Finding Your Room’s Sweet Spot for Recording Drums

20170102_174600

An all-important detail that isn’t mentioned in many articles about recording acoustic drums is how important it is to find the “sweet spot” in your room where the drums sound their best. I found this out the hard way. Since building my studio several years back, I’ve always set up the drums roughly centered along one of the longer walls (my room is 24′ x 22′), with the drummer’s back to the wall. This just seemed to be the logical place to set them up. It allowed me plenty of room to work around the kit when setting up the mics, allowed good visual communication between the drummer and the other band members, and it kept the kit somewhat out of the way for when people walk through the live room to the control room (which is on the opposite end of the building from the front door). It also allowed my own band plenty of room to set up a guitar amp on one side of the kit and a bass amp on the other for rehearsals, since that’s how things would normally be set up on stage during a live performance. (more…)

Acoustic Treatment 101

studioshot

A while back, I received an e-mail from a friend asking me about acoustic treatment options for a practice room that he is setting up in the basement of his home. He plays the drums and guitar, and he said that the reflections in the room were terrible. Knowing that I had spent a lot of time and money on treating my studio, he was curious about what I had used, and what I would recommend that he do for his room. (more…)

A Gear-Buying Strategy for Small Recording Studios

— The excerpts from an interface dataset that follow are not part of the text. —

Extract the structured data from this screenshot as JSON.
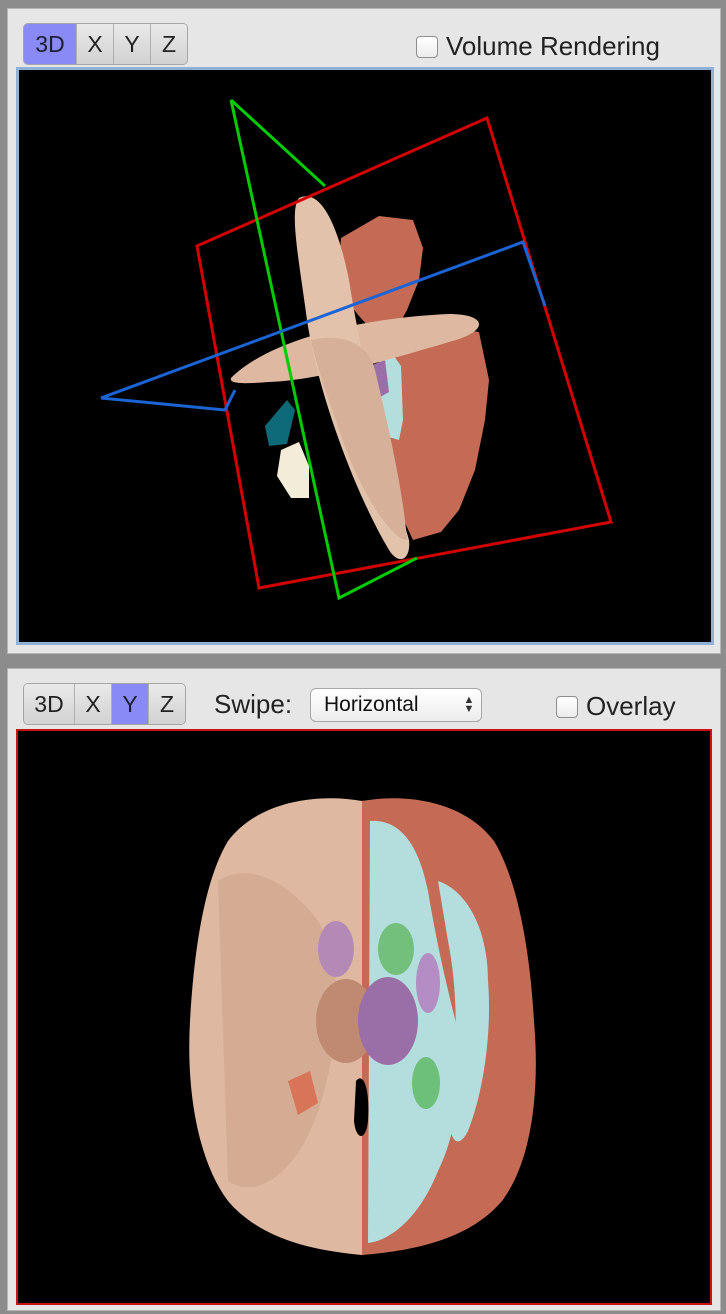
{
  "top_panel": {
    "view_buttons": [
      {
        "label": "3D",
        "active": true
      },
      {
        "label": "X",
        "active": false
      },
      {
        "label": "Y",
        "active": false
      },
      {
        "label": "Z",
        "active": false
      }
    ],
    "volume_rendering": {
      "label": "Volume Rendering",
      "checked": false
    },
    "viewport": {
      "mode": "3D",
      "border_color": "#8fb1d6",
      "plane_colors": {
        "x": "#d40000",
        "y": "#00cc00",
        "z": "#1a64d6"
      }
    }
  },
  "bottom_panel": {
    "view_buttons": [
      {
        "label": "3D",
        "active": false
      },
      {
        "label": "X",
        "active": false
      },
      {
        "label": "Y",
        "active": true
      },
      {
        "label": "Z",
        "active": false
      }
    ],
    "swipe": {
      "label": "Swipe:",
      "value": "Horizontal"
    },
    "overlay": {
      "label": "Overlay",
      "checked": false
    },
    "viewport": {
      "mode": "Y",
      "border_color": "#c81414"
    }
  },
  "colors": {
    "active_button": "#8a8af7",
    "tissue_beige": "#deb8a0",
    "tissue_terracotta": "#c46a55",
    "tissue_lightblue": "#b4dede",
    "structure_purple": "#9a6ea6",
    "structure_green": "#6cc07a"
  }
}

One of the most challenging aspects of building a recording studio is knowing what equipment to buy and when. Where do you start? What should you sink most of your money into early on? The sky is the limit when it comes to how much money you can spend, so it can be very difficult to know what to buy first–should you buy a great mic and a mediocre preamp, or a great preamp and a mediocre mic? What about converters? Should you invest more in high-quality converters early on, or save that investment for later? (more…)

How to Prepare a Drum Kit for Recording

Most recordists will agree that acoustic drums are the most challenging instrument to record (and record well). One of the reasons (among several) is that a drum kit has so many moving parts that are prone to rattles, squeaks, buzzes, and other annoying sounds. It’s also quite a task to tune a drumkit, which always needs to be done prior to any recording session. (more…)

Recording Bands – Together or Separate?

by Jon Goad

When working in the studio, some producers/engineers prefer to record each instrument completely separate from each other. First, they’ll record the drums, then the bass guitar, then the rhythm guitar, then the keyboards, etc. It’s almost like building a brick wall, with each instrument representing a single layer of bricks. (more…)

Drum Tuning Tips

It’s been my experience that many drummers both young and old have a real lack of knowledge when it comes to tuning their drums. A properly-tuned drumset will not only sound good, but it will also motivate the drummer to want to practice and play more. It’s kind of like the difference between driving a old beat-up clunker and racing around in a new sportscar. (more…)

To Click or Not to Click…

metronome

When you’re ready to do any serious recording, the question inevitably arises: should I, or should I NOT use a click track? If you’re new to the term, a “click track” is a track that is played in a musician’s headphones while they are recording to help them keep in time. Because the drums help to form the foundation or backbone of a rhythm track, the click track is most commonly used when recording the drums.
(more…)

How to Choose a Recording Studio

choosing

by Jon Goad

Choosing a studio for your recording project is not a decision to be taken lightly. Choosing the right studio can mean the difference between a shining success and a miserable failure of a project. Following the guidelines below can help you along in this all-too-important process. (more…)

Tips to Prepare for a Recording Session

by Jon Goad

Recording in the studio should always be a rewarding and enjoyable experience. So here’s a list of tips that will help you to make the most of your recording session.
(more…)